Our findings cast doubts on the assumption that ARV provision will lead to a reduction in stigma and a substantial increase in VCT uptake. Instead, two seemingly opposing dynamics emerge. On the one hand, the availability of effective treatment has transformed HIV into a chronic, invisible and manageable condition which is contributing to a reduction in self-stigma and growing openness among ART clients. Such “normalisation” of the disease can encourage VCT uptake. On the other hand, the persistence of blaming attitudes in the community and the emergence of new sources of stigma directly associated with ARV provision fuel stubbornly high levels of anticipated stigma, which contribute to disease denial and discourage VCT uptake (). These counterbalancing trends are likely to explain the relatively slow increase in the rate of VCT uptake, and context-specific manifestation of each type of stigma will need to be considered in order to develop appropriate interventions.
Effect of antiretroviral (ARV) provision on HIV stigma and Voluntary Counselling and Testing (VCT) uptake: early evidence from rural Tanzania. ART, antiretroviral therapy; PLHA, persons living with HIV/AIDS.
- There is insufficient evidence for the common assumption that antiretroviral therapy (ART) provision automatically leads to reduction in stigma and increased HIV test uptake.
- In our study setting, the complex interplay between ART, HIV stigma and Voluntary Counselling and Testing (VCT) is characterised by two powerful dynamics in different directions.
- The positive impact of HIV normalisation on VCT uptake is counterbalanced by persistent blaming attitudes and the emergence of new sources of stigma.
- Achieving widespread public health benefits of ART roll-out requires community-level interventions to ensure local acceptability of antiretroviral drugs.

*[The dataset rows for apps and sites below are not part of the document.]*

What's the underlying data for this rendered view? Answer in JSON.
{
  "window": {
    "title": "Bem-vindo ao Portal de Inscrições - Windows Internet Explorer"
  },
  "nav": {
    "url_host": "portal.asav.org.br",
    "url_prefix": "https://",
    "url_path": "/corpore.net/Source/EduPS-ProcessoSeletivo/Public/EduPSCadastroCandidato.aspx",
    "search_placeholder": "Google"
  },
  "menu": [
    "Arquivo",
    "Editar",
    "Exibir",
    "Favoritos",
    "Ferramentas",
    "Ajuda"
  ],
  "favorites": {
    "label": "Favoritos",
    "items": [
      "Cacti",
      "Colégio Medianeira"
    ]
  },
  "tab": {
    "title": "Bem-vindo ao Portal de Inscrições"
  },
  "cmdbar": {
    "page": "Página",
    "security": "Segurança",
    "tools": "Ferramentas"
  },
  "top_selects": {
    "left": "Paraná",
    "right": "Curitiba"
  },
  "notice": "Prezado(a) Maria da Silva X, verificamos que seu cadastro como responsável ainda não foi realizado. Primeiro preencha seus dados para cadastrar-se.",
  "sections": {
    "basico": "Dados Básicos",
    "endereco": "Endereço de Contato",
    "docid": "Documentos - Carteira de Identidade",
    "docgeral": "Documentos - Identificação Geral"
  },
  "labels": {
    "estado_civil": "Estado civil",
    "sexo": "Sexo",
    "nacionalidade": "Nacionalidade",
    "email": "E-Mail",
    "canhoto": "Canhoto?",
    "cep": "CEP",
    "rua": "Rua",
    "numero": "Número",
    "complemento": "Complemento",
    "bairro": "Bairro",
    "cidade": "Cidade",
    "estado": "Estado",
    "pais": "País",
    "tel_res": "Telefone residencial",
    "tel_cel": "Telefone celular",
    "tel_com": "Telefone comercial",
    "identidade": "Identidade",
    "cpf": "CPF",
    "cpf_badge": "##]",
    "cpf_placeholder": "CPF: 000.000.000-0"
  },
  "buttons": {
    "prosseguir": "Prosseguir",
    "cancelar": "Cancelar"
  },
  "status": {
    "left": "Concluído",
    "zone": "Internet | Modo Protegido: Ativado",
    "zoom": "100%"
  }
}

Where PLHA are blamed for their condition, identified as a modern, sexually transmitted disease, and belief in supernatural forces as the origin of a wide array of diseases prevails, there might be further incentives to avoid testing and the risk of receiving a clear HIV diagnosis. As some cases of witchcraft are not subject to social sanction, cultural beliefs about disease aetiology provide a mechanism to blame others and turn the “guilty” into “victims,” thus allowing widespread avoidance of confronting the epidemic.
Targeted interventions may be required to prevent a scale-up of new types of stigma, tackle the deeply rooted association of HIV with “immoral behaviour,” and ensure the local acceptability of ART. Community leaders, opinion makers and representatives of community-based organisations should be made aware of the adverse effects of stigma, and home-based care providers should continue to act as “role models.” Positive prevention messages addressed to ART clients covering all available options should be delivered at health facilities and community settings, and the effects of prioritising PLHA when delivering food support within impoverished communities considered. Opinion leaders able to influence norms and values should closely collaborate with PLHA in community sensitisation activities promoting VCT uptake and emphasising that HIV can affect anyone.
The proposed interventions are backed by previous initiatives demonstrating that education interventions addressed to ART clients can contribute to safer sexual behaviours23
and that existing community assets can be mobilised to tackle stigma and promote HV testing.24–27
However, uncertainties remain about the overall impact of ART provision and VCT on sexual behaviour15 28 29
as well as the long-term effect of ART provision on stigma and VCT uptake.
Our findings are constrained by some methodological limitations including reliance on self-reported data and use of snowball sampling. PLHA might have under-reported negative experiences, and community leaders could have directed us to persons holding similar opinions. However, the sampling of key informants was conducted through group exercises, and we triangulated information by using different data-collection tools and categories of participants.
The challenges we have identified have been documented in other areas of Tanzania30
and are likely to be similar to those faced in rural SSA settings where ART provision is being scaled up through National AIDS Control Programmes.